By now “propelled into it”, she found what she was looking for: a two-year course. “But how was I going to manage it? London? Hammersmith? I don’t know it. My age. My finances. The first year was hard. The course was mainly looking at different faiths, which of course I knew from theology. But you also delved deep into the psyche. The second year was more interesting. They train you in what they call spiritual counselling. You’re not a qualified counsellor, but you can do blessings.”
There were new emotions.“For the first time I was on the other side of the desk. Humility coming out of a good space. I enjoyed that plethora of people you wouldn’t have met when you’re a performer. You bond very deeply.
But the church has ignored the role of the imagination even though the word literally means in the image of God
“And of course it deepened my whole theory of listening with the ear of the heart, which in turn is all about the imagination. Einstein said imagination was more important than knowledge, as it had no limits. But the church has ignored the role of the imagination even though the word literally means in the image of God.”
Her first triumph of imagination is the divorce blessings. “I hate the word divorce – it’s ugly. In the same way that two people came together they can come apart. It’s a formal way of saying, ‘this is God’s thing too’. The church regards divorce as a failure. I don’t. It has been a blessing in my life. I wouldn’t have done the doctorate. I wouldn’t be here talking about my ordination, if I hadn’t been divorced.”
But before the divorces, there will be weddings. The HSE formally recognises the One Spirit Inter Faith Seminary and recognises that marriages performed are legal. Couples don’t have to go to the Registry Office, except for the normal three months notice .
She repeatedly returns to the heartbreak on the landing. Not to wallow or berate, but to point out that there are two kinds of heartbreak: the one that shatters the heart and the one that splinters and lets the light in. She feels the light has been coming in all these years. To me, she feels more like a great survivor who has finally broken the silence. And her extraordinary life, wife, mother, monk manqué, all adds up to a powerful minister.

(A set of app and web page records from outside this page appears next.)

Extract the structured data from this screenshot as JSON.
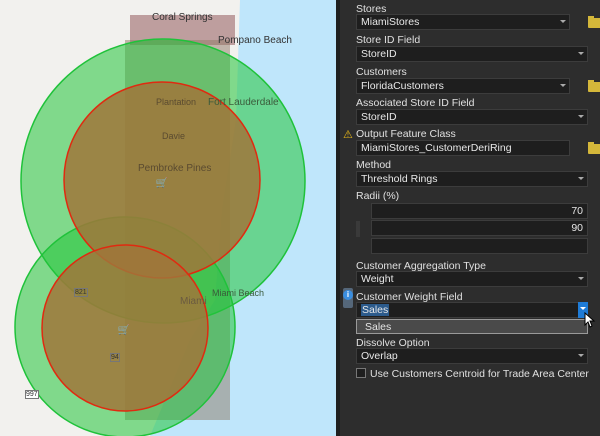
{
  "map": {
    "labels": [
      "Coral Springs",
      "Pompano Beach",
      "Plantation",
      "Fort Lauderdale",
      "Davie",
      "Pembroke Pines",
      "Miami Beach",
      "Miami"
    ],
    "road_shields": [
      "821",
      "94",
      "997"
    ],
    "colors": {
      "ring_outer": "#22c43a",
      "ring_inner": "#e02a10",
      "inner_fill": "#a0763a",
      "water": "#bfe6fb",
      "land": "#f2f1ee",
      "customers": "#8a6a5a"
    }
  },
  "panel": {
    "stores": {
      "label": "Stores",
      "value": "MiamiStores"
    },
    "store_id": {
      "label": "Store ID Field",
      "value": "StoreID"
    },
    "customers": {
      "label": "Customers",
      "value": "FloridaCustomers"
    },
    "assoc_store_id": {
      "label": "Associated Store ID Field",
      "value": "StoreID"
    },
    "output": {
      "label": "Output Feature Class",
      "value": "MiamiStores_CustomerDeriRing",
      "status_icon": "warning-icon"
    },
    "method": {
      "label": "Method",
      "value": "Threshold Rings"
    },
    "radii": {
      "label": "Radii (%)",
      "values": [
        "70",
        "90",
        ""
      ]
    },
    "agg_type": {
      "label": "Customer Aggregation Type",
      "value": "Weight"
    },
    "weight_field": {
      "label": "Customer Weight Field",
      "value": "Sales",
      "options": [
        "Sales"
      ],
      "status_icon": "info-icon"
    },
    "dissolve": {
      "label": "Dissolve Option",
      "value": "Overlap"
    },
    "centroid": {
      "label": "Use Customers Centroid for Trade Area Center",
      "checked": false
    }
  }
}
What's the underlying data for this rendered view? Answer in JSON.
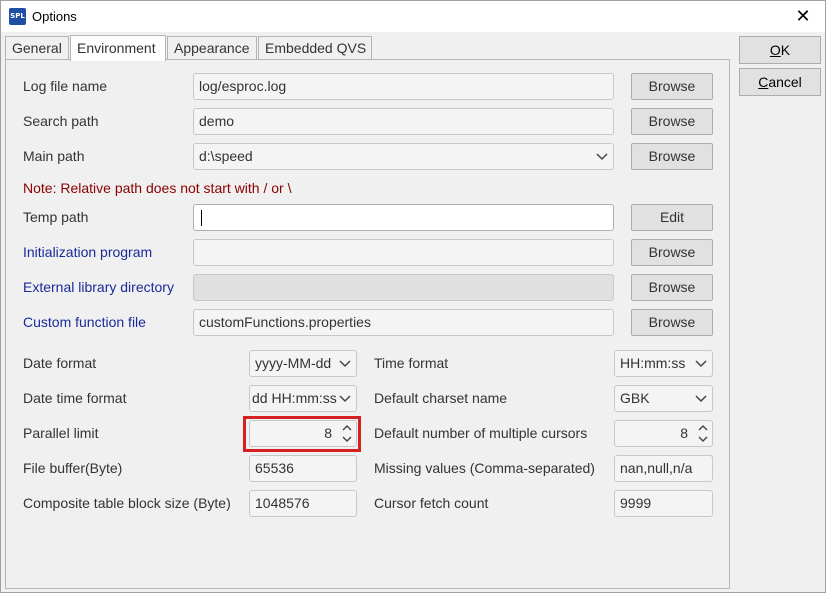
{
  "window": {
    "app_icon_text": "SPL",
    "title": "Options",
    "close_symbol": "✕"
  },
  "tabs": [
    {
      "label": "General"
    },
    {
      "label": "Environment",
      "active": true
    },
    {
      "label": "Appearance"
    },
    {
      "label": "Embedded QVS"
    }
  ],
  "buttons": {
    "ok_prefix": "",
    "ok_underlined": "O",
    "ok_rest": "K",
    "cancel_underlined": "C",
    "cancel_rest": "ancel"
  },
  "paths": {
    "log_file_name": {
      "label": "Log file name",
      "value": "log/esproc.log",
      "button": "Browse"
    },
    "search_path": {
      "label": "Search path",
      "value": "demo",
      "button": "Browse"
    },
    "main_path": {
      "label": "Main path",
      "value": "d:\\speed",
      "button": "Browse"
    },
    "note": "Note: Relative path does not start with / or \\",
    "temp_path": {
      "label": "Temp path",
      "value": "",
      "button": "Edit"
    },
    "init_program": {
      "label": "Initialization program",
      "value": "",
      "button": "Browse"
    },
    "ext_lib_dir": {
      "label": "External library directory",
      "value": "",
      "button": "Browse"
    },
    "custom_func_file": {
      "label": "Custom function file",
      "value": "customFunctions.properties",
      "button": "Browse"
    }
  },
  "settings": {
    "date_format": {
      "label": "Date format",
      "value": "yyyy-MM-dd"
    },
    "time_format": {
      "label": "Time format",
      "value": "HH:mm:ss"
    },
    "date_time_format": {
      "label": "Date time format",
      "value": "dd HH:mm:ss"
    },
    "default_charset": {
      "label": "Default charset name",
      "value": "GBK"
    },
    "parallel_limit": {
      "label": "Parallel limit",
      "value": "8"
    },
    "multi_cursors": {
      "label": "Default number of multiple cursors",
      "value": "8"
    },
    "file_buffer": {
      "label": "File buffer(Byte)",
      "value": "65536"
    },
    "missing_values": {
      "label": "Missing values (Comma-separated)",
      "value": "nan,null,n/a"
    },
    "block_size": {
      "label": "Composite table block size (Byte)",
      "value": "1048576"
    },
    "cursor_fetch": {
      "label": "Cursor fetch count",
      "value": "9999"
    }
  },
  "colors": {
    "blue_label": "#1a2a9a",
    "note_red": "#8b0000",
    "highlight_red": "#d42020"
  }
}
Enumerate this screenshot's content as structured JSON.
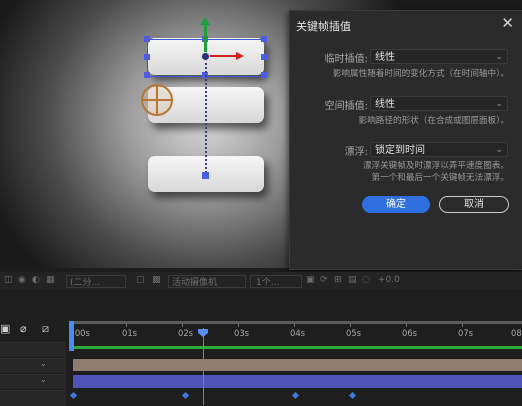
{
  "dialog": {
    "title": "关键帧插值",
    "close": "✕",
    "temporal_label": "临时插值:",
    "temporal_value": "线性",
    "temporal_desc": "影响属性随着时间的变化方式（在时间轴中）。",
    "spatial_label": "空间插值:",
    "spatial_value": "线性",
    "spatial_desc": "影响路径的形状（在合成或图层面板）。",
    "roving_label": "漂浮:",
    "roving_value": "锁定到时间",
    "roving_desc_1": "漂浮关键帧及时漂浮以弄平速度图表。",
    "roving_desc_2": "第一个和最后一个关键帧无法漂浮。",
    "ok": "确定",
    "cancel": "取消"
  },
  "toolbar": {
    "resolution": "(二分...",
    "camera": "活动摄像机",
    "views": "1个...",
    "exposure": "+0.0"
  },
  "timeline": {
    "ticks": [
      "0s",
      "01s",
      "02s",
      "03s",
      "04s",
      "05s",
      "06s",
      "07s",
      "08"
    ],
    "start_label": ":00s"
  },
  "icons": {
    "dropdown": "chevron-down-icon",
    "graph": "graph-editor-icon"
  },
  "colors": {
    "accent": "#2f6fe0",
    "selection": "#4b5ce6",
    "motion_path": "#34408a",
    "y_axis": "#1f9f3c",
    "x_axis": "#d02020",
    "tan_layer": "#8e7d70",
    "blue_layer": "#4c55b6"
  }
}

She paraphrases the great meditative poem of the Hopi Elders. We are the ones we have been waiting for.
“I am the one I’ve been waiting for,” she says.
Anne Harris; The Irish Times; 14 July 2017